### f-h

J^+ is future null infinity right? Radiation emerging from the Horizon that escapes to future null infinity is infinitely redshifted though, so you don't actually get any radiation at infinity, or do you?

Edit:
Upon reflection, the modes don't emerge from the horizon, do they? Only close to the Horizon. So the Hawking temperature is the temperature as seen by an asymptotic observer?

Last edited: May 12, 2006
18. May 12, 2006

### Careful

** J^+ is future null infinity right? **

Right

**
Radiation emerging from the Horizon that escapes to future null infinity is infinitely redshifted though, so you don't actually get any radiation at infinity, or do you? **

The redshift for particles near the Horizon is very large though finite. In the calculation this fact is used in the other direction : there one starts from states on J^+ very close to the event horizon H^+ and notices that in propagating the signals backwards in time a huge blue shift occurs (with respect to an observer on the collapsing body) which is basically the motivation for the use of the eikonal approximation (mind also that the Hawking temperature is extremely small such that only very long wavelengths are to be detected).

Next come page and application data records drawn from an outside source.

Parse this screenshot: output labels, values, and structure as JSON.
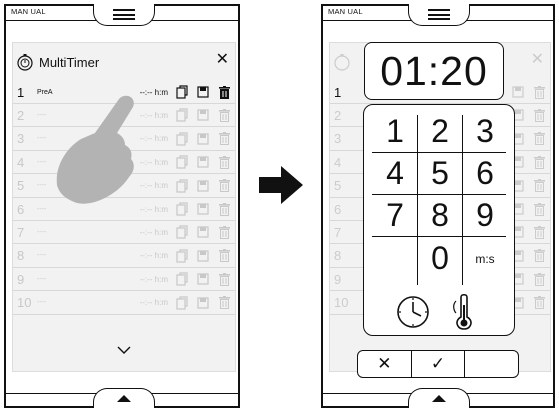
{
  "left": {
    "mode_label": "MAN UAL",
    "title": "MultiTimer",
    "rows": [
      {
        "num": "1",
        "name": "PreA",
        "time": "--:-- h:m"
      },
      {
        "num": "2",
        "name": "----",
        "time": "--:-- h:m"
      },
      {
        "num": "3",
        "name": "----",
        "time": "--:-- h:m"
      },
      {
        "num": "4",
        "name": "----",
        "time": "--:-- h:m"
      },
      {
        "num": "5",
        "name": "----",
        "time": "--:-- h:m"
      },
      {
        "num": "6",
        "name": "----",
        "time": "--:-- h:m"
      },
      {
        "num": "7",
        "name": "----",
        "time": "--:-- h:m"
      },
      {
        "num": "8",
        "name": "----",
        "time": "--:-- h:m"
      },
      {
        "num": "9",
        "name": "----",
        "time": "--:-- h:m"
      },
      {
        "num": "10",
        "name": "----",
        "time": "--:-- h:m"
      }
    ]
  },
  "right": {
    "mode_label": "MAN UAL",
    "time_display": "01:20",
    "keys": [
      "1",
      "2",
      "3",
      "4",
      "5",
      "6",
      "7",
      "8",
      "9",
      "0",
      "m:s"
    ],
    "bg_rows": [
      "1",
      "2",
      "3",
      "4",
      "5",
      "6",
      "7",
      "8",
      "9",
      "10"
    ]
  },
  "icons": {
    "menu": "hamburger-icon",
    "timer_logo": "stopwatch-icon",
    "close": "close-icon",
    "copy": "copy-icon",
    "save": "floppy-icon",
    "delete": "trash-icon",
    "scroll_down": "chevron-down-icon",
    "clock": "clock-icon",
    "probe": "core-probe-icon",
    "cancel": "x-icon",
    "confirm": "check-icon"
  }
}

You can find the details in :

Particle creation by black holes, S.W. Hawking, Communications in mathematical physics 43, 199-220 (1975)

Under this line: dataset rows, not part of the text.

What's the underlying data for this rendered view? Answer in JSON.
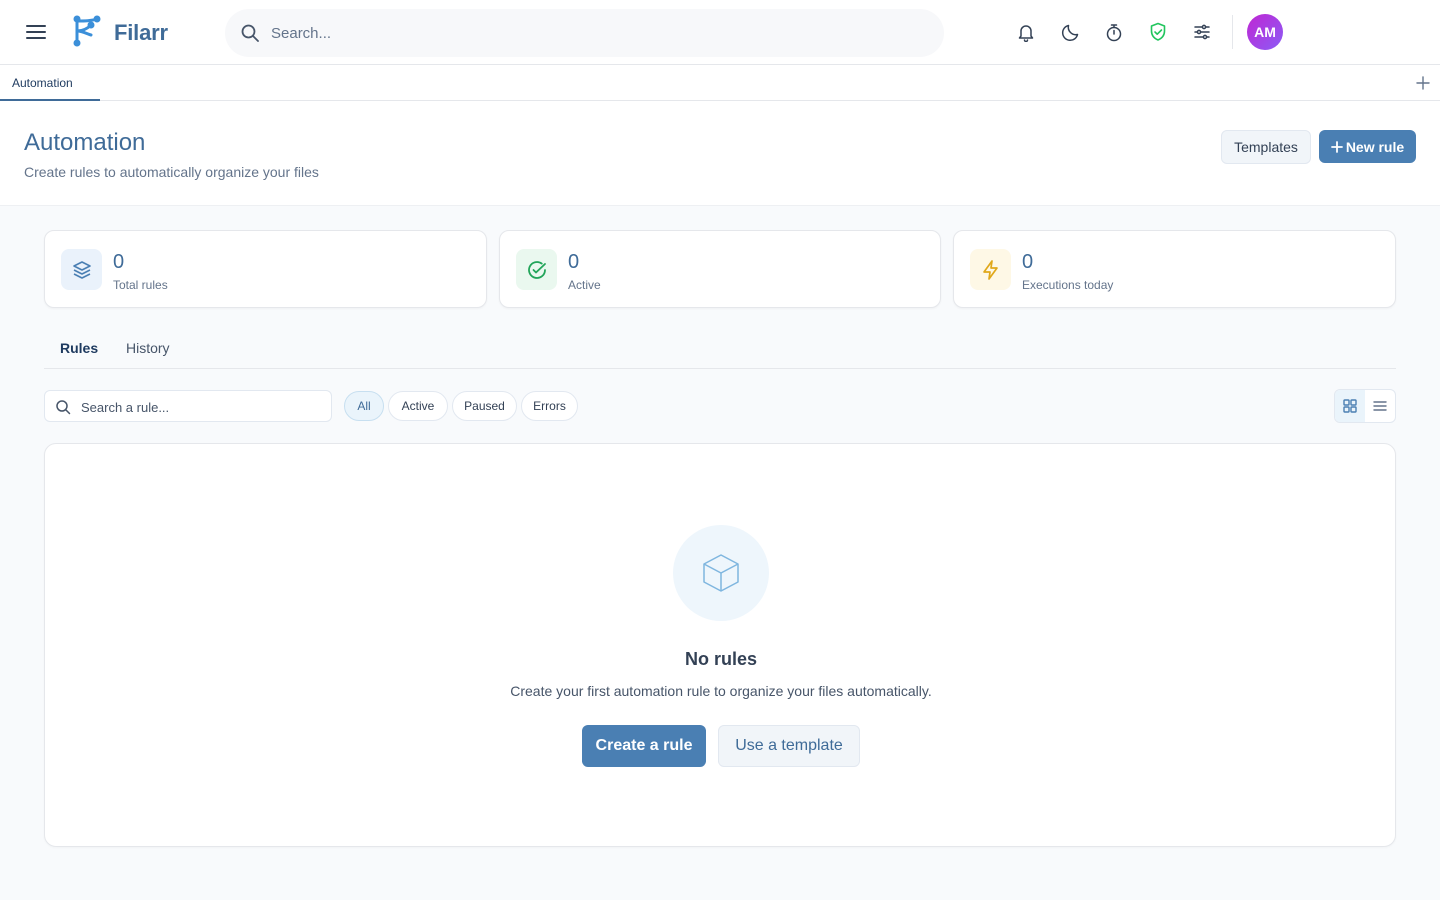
{
  "app": {
    "name": "Filarr"
  },
  "search": {
    "placeholder": "Search..."
  },
  "user": {
    "initials": "AM"
  },
  "tabs": [
    {
      "label": "Automation"
    }
  ],
  "page": {
    "title": "Automation",
    "subtitle": "Create rules to automatically organize your files",
    "templates_label": "Templates",
    "new_rule_label": "New rule"
  },
  "stats": [
    {
      "value": "0",
      "label": "Total rules",
      "icon": "layers-icon"
    },
    {
      "value": "0",
      "label": "Active",
      "icon": "check-circle-icon"
    },
    {
      "value": "0",
      "label": "Executions today",
      "icon": "lightning-icon"
    }
  ],
  "subtabs": [
    {
      "label": "Rules"
    },
    {
      "label": "History"
    }
  ],
  "rule_search": {
    "placeholder": "Search a rule..."
  },
  "filters": [
    "All",
    "Active",
    "Paused",
    "Errors"
  ],
  "empty": {
    "title": "No rules",
    "description": "Create your first automation rule to organize your files automatically.",
    "create_label": "Create a rule",
    "template_label": "Use a template"
  },
  "colors": {
    "accent": "#4a7fb3",
    "brand": "#3f6b98",
    "success": "#22c55e",
    "warning": "#eab308",
    "avatar": "#a855f7"
  }
}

On particle creation by black holes, Robert M Wald, communications in mathematical physics, 45, 9 -34 (1975)

There is also a more acessible course by Townsend : gr-qc/9707012 where this can be found around pages 125.

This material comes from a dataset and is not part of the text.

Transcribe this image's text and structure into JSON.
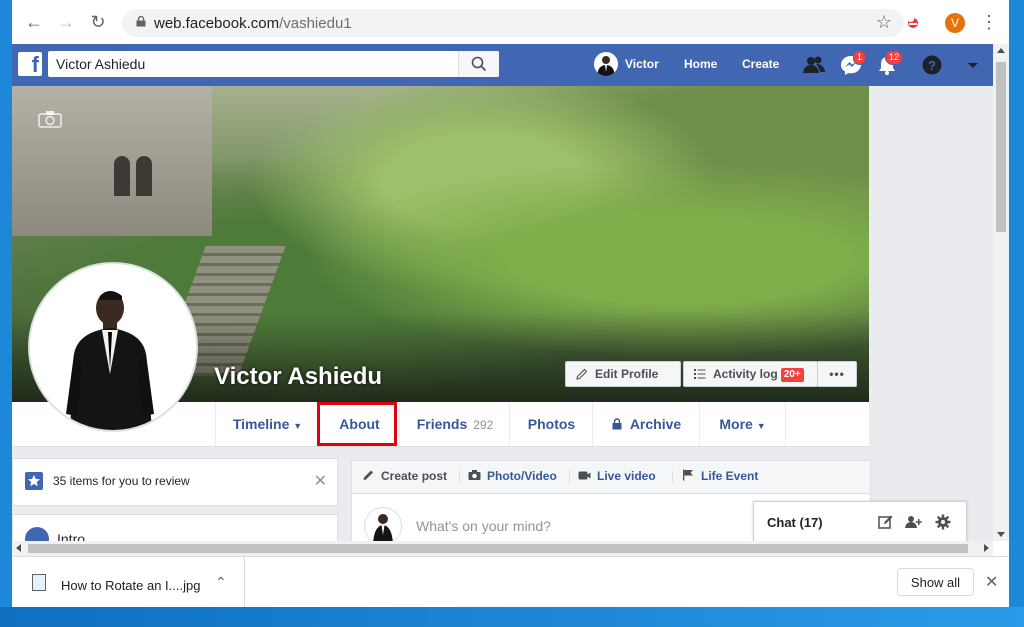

Cheers,

Careful

19. May 12, 2006

### Careful

**As far as I know nobody has given a good formulation of statistical dynamics for a general relativistic context, so you do not have a 2nd law except in the asymptotic region. **

Correct, it is indeed a formidable problem to identify the right dynamical degrees of freedom (although within causal sets and probably also spin-network/foam associated `spinoffs´´ it should be feasable). In some more specific line of thought, one may wonder about defining an *objective* entropy. Anyway, is Penrose's argument simply that in a bounce, you basically reverse the arrow of time or what ? Could you expand on this ?

Careful